  •     Are you taking care of your livelihood?
  •     How do you need to put your life in order so that you can volunteer for peace and justice?

The focus person speaks to clarify their own thoughts, not to explain themselves to others. Once they are clear, it’s simple to state it to others. Sometimes, the focus person speaks in their native language, while the rest hold them in the Light, staying grounded in our core selves and remembering the core self of the person. Each person comes up with their Work Focus 2021.  

AWP Working Group Meeting

From listening to each of us individually, joint directions emerge:

Insights. We can acknowledge our limitations, because sometimes our limitations are as liberating as our strengths. The quality of attention to the people and the natural surroundings we work with makes a huge difference! Scheduling regular times to exchange attention and support changes us, which is an important thing we can offer to each other.

Social Justice. We share concerns for the following, which often get lost in the day-to-day demands:

  • Conscientious Objection to war and militarism. Several of us could meet regularly to collaborate and present to the Asia West Pacific Working Group, but we would need a convenor.
  • Permaculture. We call on Permaculture specialists for reference, and to advise us how to integrate permaculture in ways that support us. We integrate peace with nature as well as other people in our daily lives, but leave permaculture training to the ecologists.
  • Priority reading list. We would like to make our annotated, recommended, priority reading list for adult peace and justice workers. 

Collaboration. Alternatives to Violence Project is our home; we need to remember to connect with AVP as our global network. We are collaborating in the Friendly Book Collaborative and need to invite this global ministry to present to the AWP WG so we all are aware of this work and opportunity. FPT is developing a multilingual interactive website. We should each think about whether we want to use the FPT website with the public in our language. 

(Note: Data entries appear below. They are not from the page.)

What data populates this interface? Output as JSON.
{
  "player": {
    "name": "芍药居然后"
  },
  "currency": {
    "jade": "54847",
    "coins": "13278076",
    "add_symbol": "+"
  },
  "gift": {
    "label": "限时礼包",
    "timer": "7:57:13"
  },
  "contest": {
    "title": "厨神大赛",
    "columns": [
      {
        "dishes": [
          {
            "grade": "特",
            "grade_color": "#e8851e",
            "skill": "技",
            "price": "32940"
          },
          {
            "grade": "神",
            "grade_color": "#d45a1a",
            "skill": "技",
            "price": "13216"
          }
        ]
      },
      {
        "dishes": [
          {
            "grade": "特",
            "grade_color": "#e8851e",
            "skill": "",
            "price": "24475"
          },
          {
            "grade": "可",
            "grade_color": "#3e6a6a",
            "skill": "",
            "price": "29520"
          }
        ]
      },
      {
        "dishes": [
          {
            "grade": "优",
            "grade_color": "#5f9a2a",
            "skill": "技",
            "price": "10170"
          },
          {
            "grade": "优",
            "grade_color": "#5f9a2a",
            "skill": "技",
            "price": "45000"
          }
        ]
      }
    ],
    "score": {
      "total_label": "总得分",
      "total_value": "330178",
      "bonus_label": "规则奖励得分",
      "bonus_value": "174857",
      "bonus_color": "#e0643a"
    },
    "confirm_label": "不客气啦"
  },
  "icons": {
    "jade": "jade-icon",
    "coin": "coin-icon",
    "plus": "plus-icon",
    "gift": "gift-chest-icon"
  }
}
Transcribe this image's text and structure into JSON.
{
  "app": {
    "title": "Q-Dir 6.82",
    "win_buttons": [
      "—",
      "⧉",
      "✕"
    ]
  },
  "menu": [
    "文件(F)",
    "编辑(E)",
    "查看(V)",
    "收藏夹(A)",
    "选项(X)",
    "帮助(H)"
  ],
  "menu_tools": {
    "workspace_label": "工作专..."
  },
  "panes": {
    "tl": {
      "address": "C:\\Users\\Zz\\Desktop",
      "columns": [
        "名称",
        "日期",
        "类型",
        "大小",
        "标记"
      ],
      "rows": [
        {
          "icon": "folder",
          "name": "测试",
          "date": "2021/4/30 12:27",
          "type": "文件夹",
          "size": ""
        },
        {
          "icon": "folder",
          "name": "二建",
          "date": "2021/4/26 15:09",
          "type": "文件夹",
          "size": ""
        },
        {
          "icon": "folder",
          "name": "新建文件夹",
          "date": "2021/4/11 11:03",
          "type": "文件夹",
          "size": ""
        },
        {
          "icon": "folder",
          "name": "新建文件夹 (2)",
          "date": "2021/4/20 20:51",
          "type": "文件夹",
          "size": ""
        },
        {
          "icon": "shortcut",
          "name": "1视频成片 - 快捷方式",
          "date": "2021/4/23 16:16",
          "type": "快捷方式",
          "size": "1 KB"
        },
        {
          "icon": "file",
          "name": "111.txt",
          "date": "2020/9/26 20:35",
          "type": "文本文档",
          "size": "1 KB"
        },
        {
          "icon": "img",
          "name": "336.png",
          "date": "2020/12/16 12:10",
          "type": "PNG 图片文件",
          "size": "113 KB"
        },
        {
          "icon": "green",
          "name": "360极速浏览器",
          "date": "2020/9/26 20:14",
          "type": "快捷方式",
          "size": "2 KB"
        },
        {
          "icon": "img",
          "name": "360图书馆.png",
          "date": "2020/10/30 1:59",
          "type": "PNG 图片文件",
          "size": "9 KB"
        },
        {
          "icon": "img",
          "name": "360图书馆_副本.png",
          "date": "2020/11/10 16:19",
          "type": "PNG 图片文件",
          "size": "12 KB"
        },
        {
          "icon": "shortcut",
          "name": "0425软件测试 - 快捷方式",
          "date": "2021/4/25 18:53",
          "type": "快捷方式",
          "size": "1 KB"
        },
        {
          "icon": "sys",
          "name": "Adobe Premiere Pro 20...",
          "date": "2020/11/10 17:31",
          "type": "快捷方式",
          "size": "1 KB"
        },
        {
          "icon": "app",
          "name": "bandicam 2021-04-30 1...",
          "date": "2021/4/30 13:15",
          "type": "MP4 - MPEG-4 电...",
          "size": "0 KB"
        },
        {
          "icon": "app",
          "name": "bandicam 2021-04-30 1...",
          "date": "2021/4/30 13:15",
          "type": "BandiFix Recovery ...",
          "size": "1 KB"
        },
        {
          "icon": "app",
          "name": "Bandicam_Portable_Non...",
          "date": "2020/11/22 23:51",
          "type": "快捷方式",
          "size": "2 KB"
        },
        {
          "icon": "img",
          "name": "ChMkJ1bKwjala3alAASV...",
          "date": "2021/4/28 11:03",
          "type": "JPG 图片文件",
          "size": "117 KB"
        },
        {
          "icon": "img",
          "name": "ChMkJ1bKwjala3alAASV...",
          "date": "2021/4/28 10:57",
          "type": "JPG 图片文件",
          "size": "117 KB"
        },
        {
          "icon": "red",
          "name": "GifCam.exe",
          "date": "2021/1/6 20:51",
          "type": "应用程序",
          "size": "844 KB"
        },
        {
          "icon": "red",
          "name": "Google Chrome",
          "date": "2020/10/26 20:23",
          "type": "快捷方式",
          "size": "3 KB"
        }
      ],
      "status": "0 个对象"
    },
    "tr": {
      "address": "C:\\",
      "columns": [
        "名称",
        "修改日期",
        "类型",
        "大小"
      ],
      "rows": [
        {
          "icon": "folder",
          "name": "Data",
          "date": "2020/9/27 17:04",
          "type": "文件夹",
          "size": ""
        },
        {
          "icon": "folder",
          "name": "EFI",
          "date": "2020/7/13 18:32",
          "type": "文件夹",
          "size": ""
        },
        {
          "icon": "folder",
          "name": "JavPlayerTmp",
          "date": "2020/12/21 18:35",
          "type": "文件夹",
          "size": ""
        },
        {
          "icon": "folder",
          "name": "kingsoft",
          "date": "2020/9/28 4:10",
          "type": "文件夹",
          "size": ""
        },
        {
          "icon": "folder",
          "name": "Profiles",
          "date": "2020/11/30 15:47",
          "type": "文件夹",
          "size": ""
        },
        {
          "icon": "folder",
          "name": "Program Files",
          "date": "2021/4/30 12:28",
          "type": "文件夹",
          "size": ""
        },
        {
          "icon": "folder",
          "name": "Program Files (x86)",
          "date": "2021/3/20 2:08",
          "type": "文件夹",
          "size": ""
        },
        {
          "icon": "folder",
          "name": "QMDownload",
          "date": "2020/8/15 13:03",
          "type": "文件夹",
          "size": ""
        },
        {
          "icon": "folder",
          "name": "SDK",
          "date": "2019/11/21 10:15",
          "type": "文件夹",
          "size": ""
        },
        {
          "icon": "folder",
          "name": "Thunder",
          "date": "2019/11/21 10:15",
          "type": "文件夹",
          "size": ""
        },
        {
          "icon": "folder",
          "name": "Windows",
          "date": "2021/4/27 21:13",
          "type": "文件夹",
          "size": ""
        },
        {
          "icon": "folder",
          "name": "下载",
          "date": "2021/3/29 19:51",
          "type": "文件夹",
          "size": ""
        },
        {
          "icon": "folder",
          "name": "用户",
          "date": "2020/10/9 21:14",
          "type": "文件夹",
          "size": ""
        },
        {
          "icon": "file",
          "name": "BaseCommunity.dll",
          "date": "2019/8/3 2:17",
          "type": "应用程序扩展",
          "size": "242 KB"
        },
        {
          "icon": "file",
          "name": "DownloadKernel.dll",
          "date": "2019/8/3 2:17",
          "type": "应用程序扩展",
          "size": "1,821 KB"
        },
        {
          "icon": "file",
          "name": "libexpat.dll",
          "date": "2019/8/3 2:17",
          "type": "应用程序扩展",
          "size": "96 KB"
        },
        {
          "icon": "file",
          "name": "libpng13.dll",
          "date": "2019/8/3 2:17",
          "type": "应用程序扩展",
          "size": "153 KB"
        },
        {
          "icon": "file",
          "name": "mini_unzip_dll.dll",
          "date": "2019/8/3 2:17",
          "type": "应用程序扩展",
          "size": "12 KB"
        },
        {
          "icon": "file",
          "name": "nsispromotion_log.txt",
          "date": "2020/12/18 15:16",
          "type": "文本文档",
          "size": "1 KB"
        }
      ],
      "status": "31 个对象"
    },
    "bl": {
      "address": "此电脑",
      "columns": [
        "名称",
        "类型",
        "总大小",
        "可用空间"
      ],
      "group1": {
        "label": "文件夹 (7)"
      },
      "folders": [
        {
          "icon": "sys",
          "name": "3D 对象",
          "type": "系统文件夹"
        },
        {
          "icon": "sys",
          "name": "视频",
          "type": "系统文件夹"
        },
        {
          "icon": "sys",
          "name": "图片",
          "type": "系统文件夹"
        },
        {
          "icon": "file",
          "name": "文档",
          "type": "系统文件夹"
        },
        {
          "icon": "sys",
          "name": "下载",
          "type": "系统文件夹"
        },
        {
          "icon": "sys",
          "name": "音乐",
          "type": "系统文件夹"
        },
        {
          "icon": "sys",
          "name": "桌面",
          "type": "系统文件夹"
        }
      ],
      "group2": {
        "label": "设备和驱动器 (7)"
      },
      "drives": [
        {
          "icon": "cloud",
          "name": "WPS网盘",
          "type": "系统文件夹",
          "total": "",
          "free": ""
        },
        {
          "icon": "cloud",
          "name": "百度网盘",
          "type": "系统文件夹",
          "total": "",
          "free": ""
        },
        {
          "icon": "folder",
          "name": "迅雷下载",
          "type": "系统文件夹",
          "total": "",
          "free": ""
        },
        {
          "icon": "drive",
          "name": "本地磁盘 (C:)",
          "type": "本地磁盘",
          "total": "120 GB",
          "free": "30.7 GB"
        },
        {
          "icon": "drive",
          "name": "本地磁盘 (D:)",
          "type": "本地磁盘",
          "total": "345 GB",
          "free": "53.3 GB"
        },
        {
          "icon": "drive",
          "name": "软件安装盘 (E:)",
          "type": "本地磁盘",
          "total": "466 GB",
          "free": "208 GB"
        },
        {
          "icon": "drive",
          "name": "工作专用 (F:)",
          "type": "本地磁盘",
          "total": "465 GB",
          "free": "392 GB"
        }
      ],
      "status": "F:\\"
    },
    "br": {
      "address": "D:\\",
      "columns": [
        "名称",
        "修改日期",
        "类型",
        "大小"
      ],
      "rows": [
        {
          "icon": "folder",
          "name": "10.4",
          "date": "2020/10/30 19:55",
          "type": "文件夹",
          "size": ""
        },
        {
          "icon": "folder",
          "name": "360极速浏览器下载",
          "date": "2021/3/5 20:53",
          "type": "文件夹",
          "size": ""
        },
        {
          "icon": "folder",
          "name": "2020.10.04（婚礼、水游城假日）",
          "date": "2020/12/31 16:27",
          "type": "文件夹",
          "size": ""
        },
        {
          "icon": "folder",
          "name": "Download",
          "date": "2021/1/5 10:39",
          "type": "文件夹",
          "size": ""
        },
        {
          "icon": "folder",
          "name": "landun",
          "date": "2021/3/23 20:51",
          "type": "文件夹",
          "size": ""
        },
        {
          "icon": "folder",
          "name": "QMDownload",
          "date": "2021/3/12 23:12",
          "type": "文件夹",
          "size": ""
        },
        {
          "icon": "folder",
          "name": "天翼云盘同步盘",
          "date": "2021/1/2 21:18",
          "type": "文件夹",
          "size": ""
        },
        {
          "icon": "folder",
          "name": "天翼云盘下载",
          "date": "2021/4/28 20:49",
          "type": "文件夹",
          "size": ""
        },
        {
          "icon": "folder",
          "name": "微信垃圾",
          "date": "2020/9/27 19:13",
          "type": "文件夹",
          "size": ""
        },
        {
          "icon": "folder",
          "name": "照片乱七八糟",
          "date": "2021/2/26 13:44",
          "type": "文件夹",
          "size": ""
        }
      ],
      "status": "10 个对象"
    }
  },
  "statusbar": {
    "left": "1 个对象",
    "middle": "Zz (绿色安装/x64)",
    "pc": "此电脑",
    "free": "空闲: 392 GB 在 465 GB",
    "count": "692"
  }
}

Training. Most of us are doing peace work with parents and youth. We should be aware of the book: From Conflict to Peacebuilding: the power of early childhood initiatives. We would like to invite Rustam to offer the stereotype training developed by the Chechens. We are not writers, but are all expected to write. Should we organize a writing workshop to offer editing, coaching, and instruction in how to write?

Administration & Resources. We need to clarify and delegate administration and shift to administering through activities and news rather than through administrative meetings alone. We need to decide if it is time for us to develop a management and funding approach for our local AVP/CCP/PoG programs. 

The annual discernment meetings help each of us celebrate changes over time and focus our efforts in the coming year, but also to notice the obvious yet easily missed opportunities for collaboration and new development. 

We thank the Friends Peace Teams Council for sharing the Zoom account with us.  We can optimize the technology available for the organization. Most of all, we appreciate the presence and good attention of some of the AWP Working Group Members who joined us for this activity.  We felt cared for and supported.

The team discerning with Chris